Retirement: Mind the (gender pay) gap
Flexibility in retirement doesn’t necessarily benefit women, who already suffer from smaller pension pots
Women – over and above men – have particular issues to tackle in terms of saving enough for their pension pot. The ongoing challenge they face is that of the gender pay gap, which puts them at a clear and unfair disadvantage because they end up receiving a smaller income in their working years, which then translates into difficulties in saving enough for their retirement.
As is often the case, the way a woman’s life might play out means that they end up taking time out of work to raise a family or care for elderly relatives. These circumstances can yield a smaller pension pot which, ironically, they could have to live off for longer, due to the probability that they will outlive their male partner.
Before the pension freedoms was introduced, such inequalities were gradually being addressed, such as the equalisation of annuities and insurance rates, and plans to regulate state pension ages. However, inequality nevertheless continues to affect women planning to retire and those who are already in their retirement years.
The lowdown on drawdown
A notable part of these new freedoms was to make ‘drawdown’ accessible to everyone – it had previously only been available to wealthier investors. Prior to the pension freedoms, the majority of people used their pension fund to buy an annuity, thereby giving them a guaranteed income in retirement.
The term drawdown means the direct withdrawal from a pension (usually a defined contribution pension – for example, a personal or workplace pension) with unlimited withdrawals. The investor can then choose to move their pension, all or in part, into drawdown once they turn 55 – note that the government is set to increase this age to 57, as of 2028.
A quarter of this fund can be taken as a tax-free lump sum, with the remaining amount still invested, and any amount of this can be drawn down at a time to suit you. Money drawn out beyond the 25% tax-free lump sum is subject to income tax.
If drawdown isn’t suited to your financial circumstances, there are other options to generate a retirement income for yourself. A lump sum can be withdrawn from an unaccessed defined contribution pension, without moving into pension drawdown. Of the amount extracted, 25% will not be liable to tax, while the rest will be subject to income tax. Another option would be to withdraw a defined contribution pension in one go – a quarter would be tax-free and the remainder would be considered an income, which subsequently might push people into a higher tax bracket.

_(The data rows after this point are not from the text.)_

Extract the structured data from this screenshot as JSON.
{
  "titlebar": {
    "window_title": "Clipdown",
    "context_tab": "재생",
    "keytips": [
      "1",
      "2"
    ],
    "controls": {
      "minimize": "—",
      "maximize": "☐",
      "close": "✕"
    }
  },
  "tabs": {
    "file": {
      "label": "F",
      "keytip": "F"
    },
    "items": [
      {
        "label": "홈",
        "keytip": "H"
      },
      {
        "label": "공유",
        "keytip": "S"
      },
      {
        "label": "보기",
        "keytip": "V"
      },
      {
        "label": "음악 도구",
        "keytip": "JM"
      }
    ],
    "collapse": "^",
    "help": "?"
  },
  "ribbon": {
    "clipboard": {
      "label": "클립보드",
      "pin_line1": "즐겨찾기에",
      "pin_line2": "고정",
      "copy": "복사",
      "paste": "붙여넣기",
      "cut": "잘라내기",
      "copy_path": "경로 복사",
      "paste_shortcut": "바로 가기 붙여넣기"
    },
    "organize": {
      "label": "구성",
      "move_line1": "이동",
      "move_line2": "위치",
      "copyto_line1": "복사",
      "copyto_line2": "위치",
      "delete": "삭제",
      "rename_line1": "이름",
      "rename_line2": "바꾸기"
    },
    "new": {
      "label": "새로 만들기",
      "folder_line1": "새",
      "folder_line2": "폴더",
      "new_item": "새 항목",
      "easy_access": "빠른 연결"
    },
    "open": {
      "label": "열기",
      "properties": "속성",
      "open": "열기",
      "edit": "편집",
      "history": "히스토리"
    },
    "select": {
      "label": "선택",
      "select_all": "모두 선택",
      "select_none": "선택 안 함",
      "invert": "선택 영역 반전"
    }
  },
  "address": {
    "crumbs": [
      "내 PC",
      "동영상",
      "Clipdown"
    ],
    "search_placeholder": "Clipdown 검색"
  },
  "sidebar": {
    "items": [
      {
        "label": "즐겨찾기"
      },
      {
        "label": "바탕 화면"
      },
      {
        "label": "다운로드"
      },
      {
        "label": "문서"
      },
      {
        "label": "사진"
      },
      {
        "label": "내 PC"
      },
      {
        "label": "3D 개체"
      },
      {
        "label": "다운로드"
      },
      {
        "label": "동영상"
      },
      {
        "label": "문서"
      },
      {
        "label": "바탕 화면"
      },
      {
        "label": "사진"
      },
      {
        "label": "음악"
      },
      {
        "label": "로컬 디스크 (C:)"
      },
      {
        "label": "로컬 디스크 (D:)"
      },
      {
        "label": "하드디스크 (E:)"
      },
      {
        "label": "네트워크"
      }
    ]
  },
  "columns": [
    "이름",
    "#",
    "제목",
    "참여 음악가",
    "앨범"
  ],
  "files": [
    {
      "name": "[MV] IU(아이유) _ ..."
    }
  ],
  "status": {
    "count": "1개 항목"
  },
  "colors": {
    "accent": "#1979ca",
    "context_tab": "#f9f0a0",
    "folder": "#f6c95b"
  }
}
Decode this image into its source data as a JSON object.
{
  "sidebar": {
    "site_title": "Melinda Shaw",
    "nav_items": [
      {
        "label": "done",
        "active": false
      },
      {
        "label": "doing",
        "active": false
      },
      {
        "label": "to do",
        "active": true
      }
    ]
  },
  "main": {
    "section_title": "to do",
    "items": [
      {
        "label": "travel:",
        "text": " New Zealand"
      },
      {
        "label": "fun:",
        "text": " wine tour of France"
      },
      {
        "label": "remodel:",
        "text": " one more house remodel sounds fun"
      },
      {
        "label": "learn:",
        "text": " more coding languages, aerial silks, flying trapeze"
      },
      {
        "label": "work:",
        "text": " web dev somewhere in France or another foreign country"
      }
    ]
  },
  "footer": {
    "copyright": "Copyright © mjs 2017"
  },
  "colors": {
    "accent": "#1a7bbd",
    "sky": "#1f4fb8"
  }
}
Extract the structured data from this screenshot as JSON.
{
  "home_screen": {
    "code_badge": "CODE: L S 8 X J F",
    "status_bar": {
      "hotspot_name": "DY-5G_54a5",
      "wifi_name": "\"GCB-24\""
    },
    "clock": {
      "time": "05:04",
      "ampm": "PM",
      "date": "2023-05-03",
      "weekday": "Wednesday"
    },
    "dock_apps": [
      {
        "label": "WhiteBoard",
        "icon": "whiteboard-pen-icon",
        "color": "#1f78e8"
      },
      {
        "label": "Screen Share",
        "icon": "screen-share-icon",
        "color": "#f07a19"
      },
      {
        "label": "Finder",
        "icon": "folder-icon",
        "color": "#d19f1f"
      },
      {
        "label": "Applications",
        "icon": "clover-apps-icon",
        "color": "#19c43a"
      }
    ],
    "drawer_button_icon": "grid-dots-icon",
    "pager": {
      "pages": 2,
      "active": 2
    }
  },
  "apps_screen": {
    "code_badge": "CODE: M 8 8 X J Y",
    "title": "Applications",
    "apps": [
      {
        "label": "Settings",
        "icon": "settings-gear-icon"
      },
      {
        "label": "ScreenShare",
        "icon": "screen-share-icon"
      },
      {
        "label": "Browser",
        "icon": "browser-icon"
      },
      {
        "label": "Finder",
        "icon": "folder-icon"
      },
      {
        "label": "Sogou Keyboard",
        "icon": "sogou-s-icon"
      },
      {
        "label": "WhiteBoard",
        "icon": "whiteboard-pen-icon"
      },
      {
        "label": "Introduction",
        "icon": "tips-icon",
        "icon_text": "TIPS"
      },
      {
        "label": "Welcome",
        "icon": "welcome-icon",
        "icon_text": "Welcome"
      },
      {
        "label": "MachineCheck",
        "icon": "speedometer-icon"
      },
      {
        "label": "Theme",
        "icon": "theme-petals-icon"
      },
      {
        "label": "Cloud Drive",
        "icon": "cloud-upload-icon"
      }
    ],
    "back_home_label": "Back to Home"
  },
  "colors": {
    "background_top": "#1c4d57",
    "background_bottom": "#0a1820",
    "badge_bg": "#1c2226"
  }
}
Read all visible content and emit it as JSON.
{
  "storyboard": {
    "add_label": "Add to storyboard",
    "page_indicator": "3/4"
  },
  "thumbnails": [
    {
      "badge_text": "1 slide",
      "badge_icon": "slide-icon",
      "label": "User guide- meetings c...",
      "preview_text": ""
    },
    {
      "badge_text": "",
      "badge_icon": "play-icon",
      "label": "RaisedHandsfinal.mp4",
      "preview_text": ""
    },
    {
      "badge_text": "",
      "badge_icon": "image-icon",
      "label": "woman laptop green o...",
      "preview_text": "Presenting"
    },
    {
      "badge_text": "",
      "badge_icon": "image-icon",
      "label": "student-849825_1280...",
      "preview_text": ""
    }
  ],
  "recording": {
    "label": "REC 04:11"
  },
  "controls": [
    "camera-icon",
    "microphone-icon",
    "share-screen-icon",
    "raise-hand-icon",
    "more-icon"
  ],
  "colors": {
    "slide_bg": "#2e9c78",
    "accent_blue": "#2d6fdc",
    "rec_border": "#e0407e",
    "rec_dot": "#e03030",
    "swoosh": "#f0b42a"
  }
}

The equality see-saw
The government’s pension freedoms change in 2015 provided more balanced opportunities in some respects, as drawdown is accessible to individuals with smaller pension pots, plus both men and women can now access their pots at the same age and in the same amounts. Women still face an uphill battle to create that sustainable retirement income, however, having a smaller pot than men, on average, and living longer.
The changes to equalise state pension ages have also meant further pressures for many women, as they have to wait longer to access the extra income. Other factors that could affect the reliability of their pension income in retirement are the fact that they are more likely to work part time (62% of women aged 52 to 69, compared with 24% of men) and are more likely to be a carer (25% of older women, compared with 12% of men).3
While men are more likely to have investment experience1 or even see themselves as investors2, women, on the other hand, are more susceptible to barriers when considering drawdown in retirement. The reliance on drawdown as the main source of retirement income without accounting for risk capacity or risk tolerance can see some women potentially using up their pot too quickly, or even not drawing enough because they are worried about running out of funds.
This scenario is know as the ‘gender drawdown gap’ – in other words, a lack of opportunity to draw enough money in retirement compared to men, and often little choice about how long women might want to work for.
As with anything, the awareness of such challenges is a good place to start, in order to have a hope of facing the gender drawdown gap head on – and it’s important to be sure that your hard-earned money is working as smartly as possible for you. While pension drawdown can offer flexibility, it also requires some serious decision-making to be sure you’re making the right investment to have a sustainable income in later years.
Professional financial advice is crucial, as it can empower you to come to informed decisions and therefore make wise investment choices, as well as helping you to understand the possible knock-on effects.
Retirement planning is not just about making suitable product choices and knowing how much to draw down each year – it’s also about good relationships and understanding your end goals and potential challenges. Our professional advisers here at Wellesley can best support you with this – we work with you to find the best possible outcome to meet all of your financial needs, so get in touch on 01444 244551 to start planning your future, today.
“Income drawdown” will reduce the size of your pension fund and the investment growth may not be sufficient to maintain the level of income you wish to draw. If you withdraw money at a rate greater than the growth achieved by your investments, your remaining fund will reduce in value. The level of income you take will need to be reviewed if the fund becomes too small – this is more likely the higher the level of income you take.
The value of an investment with St. James’s Place will be directly linked to the performance of the funds selected and the value may fall as well as rise. You may get back less than the amount invested.
The levels and bases of taxation, and reliefs from taxation, can change at any time and are generally dependent on individual circumstances.
1 Zurich UK, Drawdown? Is it working for consumers, 2018
2 The Wisdom Council survey of 2,250 UK women, Yes She Can, November 2019
3 ONS, Living longer: caring in later working life, 2019